- [What this task involves]:
Give the data again exactly as written, skipping any pictures.

- [Website and app data records]:
____

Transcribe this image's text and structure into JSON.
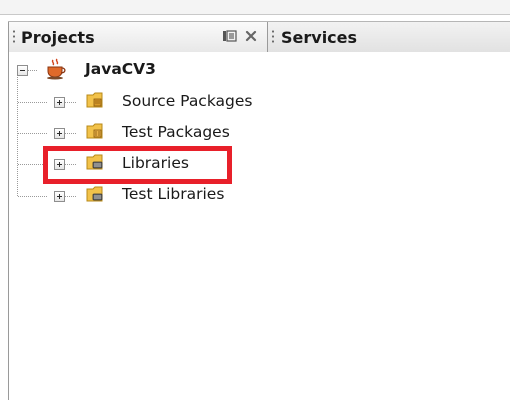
{
  "tabs": {
    "projects": {
      "label": "Projects",
      "active": true
    },
    "services": {
      "label": "Services",
      "active": false
    }
  },
  "tab_controls": {
    "minimize_icon": "minimize-window-icon",
    "close_icon": "close-icon"
  },
  "tree": {
    "root": {
      "label": "JavaCV3",
      "icon": "java-coffee-cup-icon",
      "expanded": true
    },
    "children": [
      {
        "label": "Source Packages",
        "icon": "source-package-folder-icon",
        "expanded": false
      },
      {
        "label": "Test Packages",
        "icon": "test-package-folder-icon",
        "expanded": false
      },
      {
        "label": "Libraries",
        "icon": "library-folder-icon",
        "expanded": false,
        "highlighted": true
      },
      {
        "label": "Test Libraries",
        "icon": "test-library-folder-icon",
        "expanded": false
      }
    ]
  },
  "colors": {
    "highlight": "#e8202a",
    "folder": "#f0c040"
  }
}
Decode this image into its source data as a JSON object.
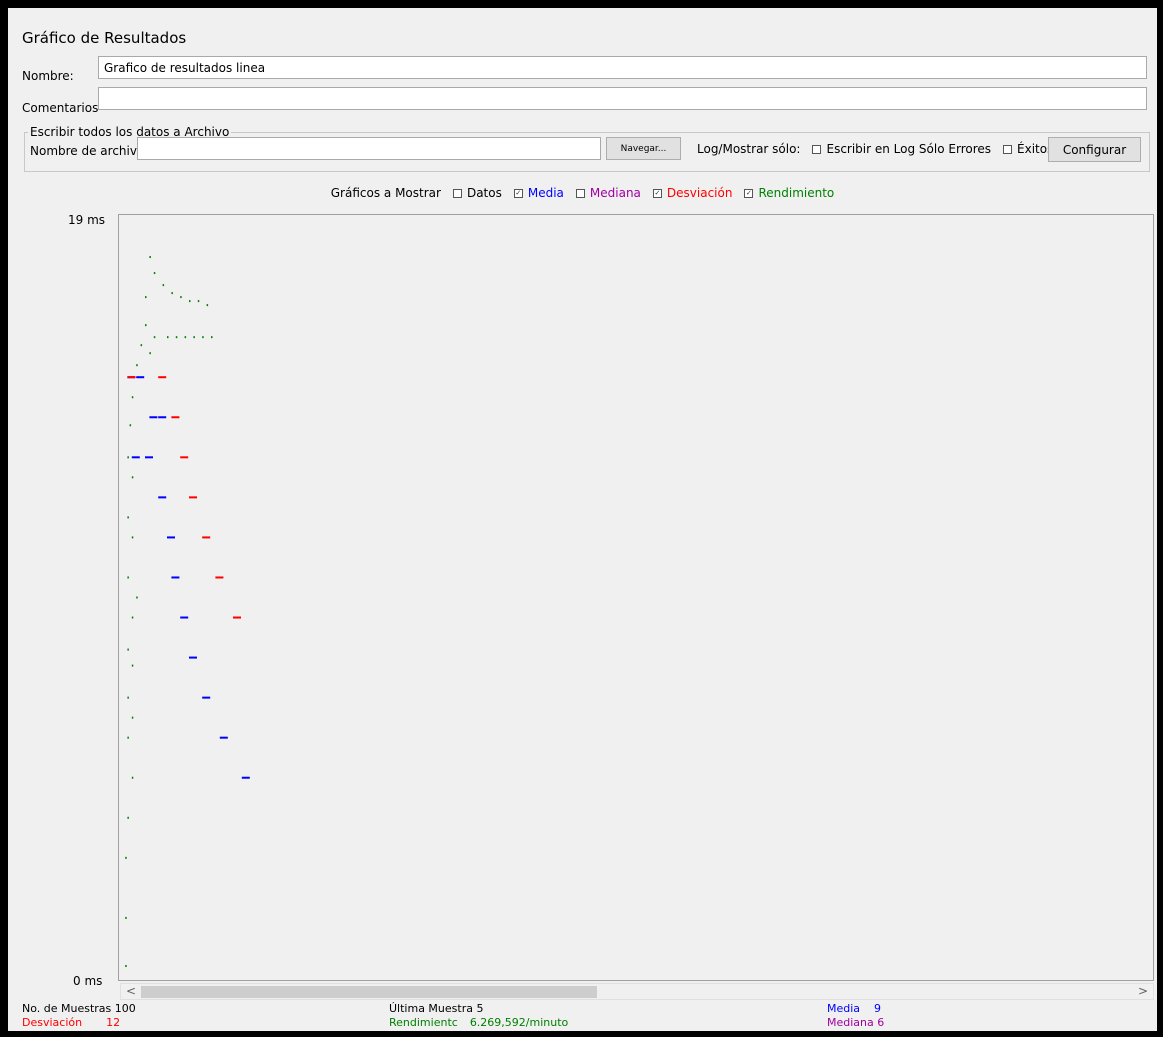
{
  "panel_title": "Gráfico de Resultados",
  "name": {
    "label": "Nombre:",
    "value": "Grafico de resultados linea"
  },
  "comments": {
    "label": "Comentarios",
    "value": ""
  },
  "file_group": {
    "legend": "Escribir todos los datos a Archivo",
    "filename_label": "Nombre de archivc",
    "filename_value": "",
    "browse_label": "Navegar...",
    "log_label": "Log/Mostrar sólo:",
    "errors_label": "Escribir en Log Sólo Errores",
    "success_label": "Éxitos",
    "configure_label": "Configurar"
  },
  "graphs_to_show": {
    "label": "Gráficos a Mostrar",
    "options": [
      {
        "label": "Datos",
        "checked": false,
        "color": "#000000"
      },
      {
        "label": "Media",
        "checked": true,
        "color": "#0000ff"
      },
      {
        "label": "Mediana",
        "checked": false,
        "color": "#a000a0"
      },
      {
        "label": "Desviación",
        "checked": true,
        "color": "#ff0000"
      },
      {
        "label": "Rendimiento",
        "checked": true,
        "color": "#008000"
      }
    ]
  },
  "y_axis": {
    "top_label": "19 ms",
    "bottom_label": "0 ms",
    "max": 19,
    "min": 0
  },
  "scrollbar": {
    "left_arrow": "<",
    "right_arrow": ">"
  },
  "chart_data": {
    "type": "scatter",
    "ylim": [
      0,
      19
    ],
    "series": [
      {
        "name": "Media",
        "color": "#0000ff",
        "points": [
          [
            1,
            15
          ],
          [
            3,
            15
          ],
          [
            6,
            14
          ],
          [
            8,
            14
          ],
          [
            2,
            13
          ],
          [
            5,
            13
          ],
          [
            8,
            12
          ],
          [
            10,
            11
          ],
          [
            11,
            10
          ],
          [
            13,
            9
          ],
          [
            15,
            8
          ],
          [
            18,
            7
          ],
          [
            22,
            6
          ],
          [
            27,
            5
          ]
        ]
      },
      {
        "name": "Desviación",
        "color": "#ff0000",
        "points": [
          [
            1,
            15
          ],
          [
            8,
            15
          ],
          [
            11,
            14
          ],
          [
            13,
            13
          ],
          [
            15,
            12
          ],
          [
            18,
            11
          ],
          [
            21,
            10
          ],
          [
            25,
            9
          ]
        ]
      },
      {
        "name": "Rendimiento",
        "color": "#008000",
        "points": [
          [
            6,
            18
          ],
          [
            7,
            17.6
          ],
          [
            5,
            17
          ],
          [
            9,
            17.3
          ],
          [
            11,
            17.1
          ],
          [
            13,
            17
          ],
          [
            15,
            16.9
          ],
          [
            17,
            16.9
          ],
          [
            19,
            16.8
          ],
          [
            5,
            16.3
          ],
          [
            7,
            16
          ],
          [
            10,
            16
          ],
          [
            12,
            16
          ],
          [
            14,
            16
          ],
          [
            16,
            16
          ],
          [
            18,
            16
          ],
          [
            20,
            16
          ],
          [
            4,
            15.8
          ],
          [
            6,
            15.6
          ],
          [
            3,
            15.3
          ],
          [
            2,
            14.5
          ],
          [
            1.5,
            13.8
          ],
          [
            1,
            13
          ],
          [
            2,
            12.5
          ],
          [
            1,
            11.5
          ],
          [
            2,
            11
          ],
          [
            1,
            10
          ],
          [
            3,
            9.5
          ],
          [
            2,
            9
          ],
          [
            1,
            8.2
          ],
          [
            2,
            7.8
          ],
          [
            1,
            7
          ],
          [
            2,
            6.5
          ],
          [
            1,
            6
          ],
          [
            2,
            5
          ],
          [
            1,
            4
          ],
          [
            0.5,
            3
          ],
          [
            0.5,
            1.5
          ],
          [
            0.5,
            0.3
          ]
        ]
      }
    ]
  },
  "stats": {
    "samples_label": "No. de Muestras",
    "samples_value": "100",
    "last_label": "Última Muestra",
    "last_value": "5",
    "mean_label": "Media",
    "mean_value": "9",
    "dev_label": "Desviación",
    "dev_value": "12",
    "throughput_label": "Rendimientc",
    "throughput_value": "6.269,592/minuto",
    "median_label": "Mediana",
    "median_value": "6"
  }
}
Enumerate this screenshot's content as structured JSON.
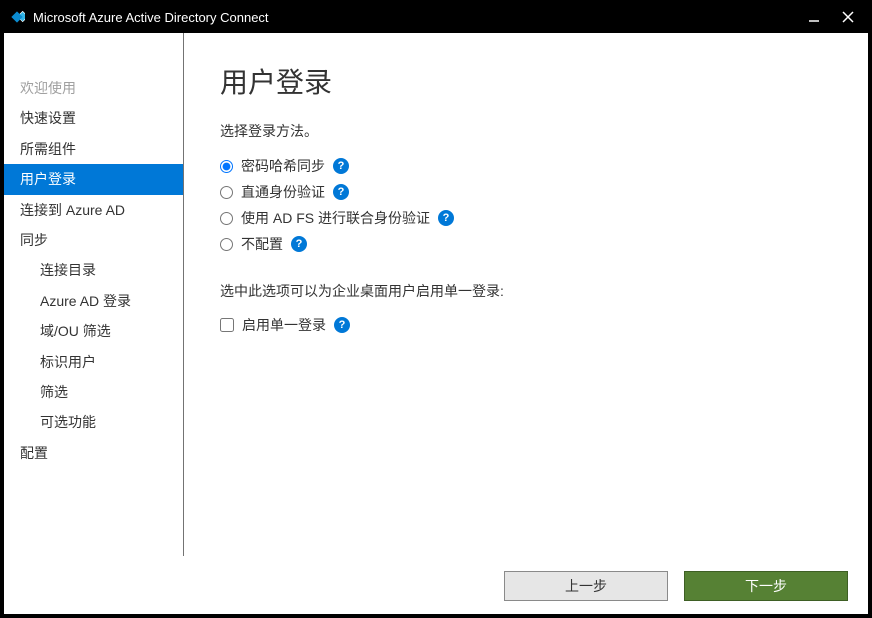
{
  "titlebar": {
    "title": "Microsoft Azure Active Directory Connect"
  },
  "sidebar": {
    "items": [
      {
        "label": "欢迎使用",
        "state": "disabled",
        "indent": false
      },
      {
        "label": "快速设置",
        "state": "normal",
        "indent": false
      },
      {
        "label": "所需组件",
        "state": "normal",
        "indent": false
      },
      {
        "label": "用户登录",
        "state": "active",
        "indent": false
      },
      {
        "label": "连接到 Azure AD",
        "state": "normal",
        "indent": false
      },
      {
        "label": "同步",
        "state": "normal",
        "indent": false
      },
      {
        "label": "连接目录",
        "state": "normal",
        "indent": true
      },
      {
        "label": "Azure AD 登录",
        "state": "normal",
        "indent": true
      },
      {
        "label": "域/OU 筛选",
        "state": "normal",
        "indent": true
      },
      {
        "label": "标识用户",
        "state": "normal",
        "indent": true
      },
      {
        "label": "筛选",
        "state": "normal",
        "indent": true
      },
      {
        "label": "可选功能",
        "state": "normal",
        "indent": true
      },
      {
        "label": "配置",
        "state": "normal",
        "indent": false
      }
    ]
  },
  "main": {
    "title": "用户登录",
    "instruction": "选择登录方法。",
    "options": [
      {
        "label": "密码哈希同步",
        "selected": true
      },
      {
        "label": "直通身份验证",
        "selected": false
      },
      {
        "label": "使用 AD FS 进行联合身份验证",
        "selected": false
      },
      {
        "label": "不配置",
        "selected": false
      }
    ],
    "sso_desc": "选中此选项可以为企业桌面用户启用单一登录:",
    "sso_checkbox_label": "启用单一登录",
    "sso_checked": false
  },
  "footer": {
    "prev": "上一步",
    "next": "下一步"
  }
}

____

- [Answer space]:
Transcribe this image's text and structure into JSON.
{
  "tabs": {
    "projects": {
      "label": "Projects",
      "active": true
    },
    "services": {
      "label": "Services",
      "active": false
    }
  },
  "tab_controls": {
    "minimize_icon": "minimize-window-icon",
    "close_icon": "close-icon"
  },
  "tree": {
    "root": {
      "label": "JavaCV3",
      "icon": "java-coffee-cup-icon",
      "expanded": true
    },
    "children": [
      {
        "label": "Source Packages",
        "icon": "source-package-folder-icon",
        "expanded": false
      },
      {
        "label": "Test Packages",
        "icon": "test-package-folder-icon",
        "expanded": false
      },
      {
        "label": "Libraries",
        "icon": "library-folder-icon",
        "expanded": false,
        "highlighted": true
      },
      {
        "label": "Test Libraries",
        "icon": "test-library-folder-icon",
        "expanded": false
      }
    ]
  },
  "colors": {
    "highlight": "#e8202a",
    "folder": "#f0c040"
  }
}
Decode this image into its source data as a JSON object.
{
  "panel_title": "Gráfico de Resultados",
  "name": {
    "label": "Nombre:",
    "value": "Grafico de resultados linea"
  },
  "comments": {
    "label": "Comentarios",
    "value": ""
  },
  "file_group": {
    "legend": "Escribir todos los datos a Archivo",
    "filename_label": "Nombre de archivc",
    "filename_value": "",
    "browse_label": "Navegar...",
    "log_label": "Log/Mostrar sólo:",
    "errors_label": "Escribir en Log Sólo Errores",
    "success_label": "Éxitos",
    "configure_label": "Configurar"
  },
  "graphs_to_show": {
    "label": "Gráficos a Mostrar",
    "options": [
      {
        "label": "Datos",
        "checked": false,
        "color": "#000000"
      },
      {
        "label": "Media",
        "checked": true,
        "color": "#0000ff"
      },
      {
        "label": "Mediana",
        "checked": false,
        "color": "#a000a0"
      },
      {
        "label": "Desviación",
        "checked": true,
        "color": "#ff0000"
      },
      {
        "label": "Rendimiento",
        "checked": true,
        "color": "#008000"
      }
    ]
  },
  "y_axis": {
    "top_label": "19 ms",
    "bottom_label": "0 ms",
    "max": 19,
    "min": 0
  },
  "scrollbar": {
    "left_arrow": "<",
    "right_arrow": ">"
  },
  "chart_data": {
    "type": "scatter",
    "ylim": [
      0,
      19
    ],
    "series": [
      {
        "name": "Media",
        "color": "#0000ff",
        "points": [
          [
            1,
            15
          ],
          [
            3,
            15
          ],
          [
            6,
            14
          ],
          [
            8,
            14
          ],
          [
            2,
            13
          ],
          [
            5,
            13
          ],
          [
            8,
            12
          ],
          [
            10,
            11
          ],
          [
            11,
            10
          ],
          [
            13,
            9
          ],
          [
            15,
            8
          ],
          [
            18,
            7
          ],
          [
            22,
            6
          ],
          [
            27,
            5
          ]
        ]
      },
      {
        "name": "Desviación",
        "color": "#ff0000",
        "points": [
          [
            1,
            15
          ],
          [
            8,
            15
          ],
          [
            11,
            14
          ],
          [
            13,
            13
          ],
          [
            15,
            12
          ],
          [
            18,
            11
          ],
          [
            21,
            10
          ],
          [
            25,
            9
          ]
        ]
      },
      {
        "name": "Rendimiento",
        "color": "#008000",
        "points": [
          [
            6,
            18
          ],
          [
            7,
            17.6
          ],
          [
            5,
            17
          ],
          [
            9,
            17.3
          ],
          [
            11,
            17.1
          ],
          [
            13,
            17
          ],
          [
            15,
            16.9
          ],
          [
            17,
            16.9
          ],
          [
            19,
            16.8
          ],
          [
            5,
            16.3
          ],
          [
            7,
            16
          ],
          [
            10,
            16
          ],
          [
            12,
            16
          ],
          [
            14,
            16
          ],
          [
            16,
            16
          ],
          [
            18,
            16
          ],
          [
            20,
            16
          ],
          [
            4,
            15.8
          ],
          [
            6,
            15.6
          ],
          [
            3,
            15.3
          ],
          [
            2,
            14.5
          ],
          [
            1.5,
            13.8
          ],
          [
            1,
            13
          ],
          [
            2,
            12.5
          ],
          [
            1,
            11.5
          ],
          [
            2,
            11
          ],
          [
            1,
            10
          ],
          [
            3,
            9.5
          ],
          [
            2,
            9
          ],
          [
            1,
            8.2
          ],
          [
            2,
            7.8
          ],
          [
            1,
            7
          ],
          [
            2,
            6.5
          ],
          [
            1,
            6
          ],
          [
            2,
            5
          ],
          [
            1,
            4
          ],
          [
            0.5,
            3
          ],
          [
            0.5,
            1.5
          ],
          [
            0.5,
            0.3
          ]
        ]
      }
    ]
  },
  "stats": {
    "samples_label": "No. de Muestras",
    "samples_value": "100",
    "last_label": "Última Muestra",
    "last_value": "5",
    "mean_label": "Media",
    "mean_value": "9",
    "dev_label": "Desviación",
    "dev_value": "12",
    "throughput_label": "Rendimientc",
    "throughput_value": "6.269,592/minuto",
    "median_label": "Mediana",
    "median_value": "6"
  }
}
Enumerate this screenshot's content as structured JSON.
{
  "titlebar": {
    "title": "Microsoft Azure Active Directory Connect"
  },
  "sidebar": {
    "items": [
      {
        "label": "欢迎使用",
        "state": "disabled",
        "indent": false
      },
      {
        "label": "快速设置",
        "state": "normal",
        "indent": false
      },
      {
        "label": "所需组件",
        "state": "normal",
        "indent": false
      },
      {
        "label": "用户登录",
        "state": "active",
        "indent": false
      },
      {
        "label": "连接到 Azure AD",
        "state": "normal",
        "indent": false
      },
      {
        "label": "同步",
        "state": "normal",
        "indent": false
      },
      {
        "label": "连接目录",
        "state": "normal",
        "indent": true
      },
      {
        "label": "Azure AD 登录",
        "state": "normal",
        "indent": true
      },
      {
        "label": "域/OU 筛选",
        "state": "normal",
        "indent": true
      },
      {
        "label": "标识用户",
        "state": "normal",
        "indent": true
      },
      {
        "label": "筛选",
        "state": "normal",
        "indent": true
      },
      {
        "label": "可选功能",
        "state": "normal",
        "indent": true
      },
      {
        "label": "配置",
        "state": "normal",
        "indent": false
      }
    ]
  },
  "main": {
    "title": "用户登录",
    "instruction": "选择登录方法。",
    "options": [
      {
        "label": "密码哈希同步",
        "selected": true
      },
      {
        "label": "直通身份验证",
        "selected": false
      },
      {
        "label": "使用 AD FS 进行联合身份验证",
        "selected": false
      },
      {
        "label": "不配置",
        "selected": false
      }
    ],
    "sso_desc": "选中此选项可以为企业桌面用户启用单一登录:",
    "sso_checkbox_label": "启用单一登录",
    "sso_checked": false
  },
  "footer": {
    "prev": "上一步",
    "next": "下一步"
  }
}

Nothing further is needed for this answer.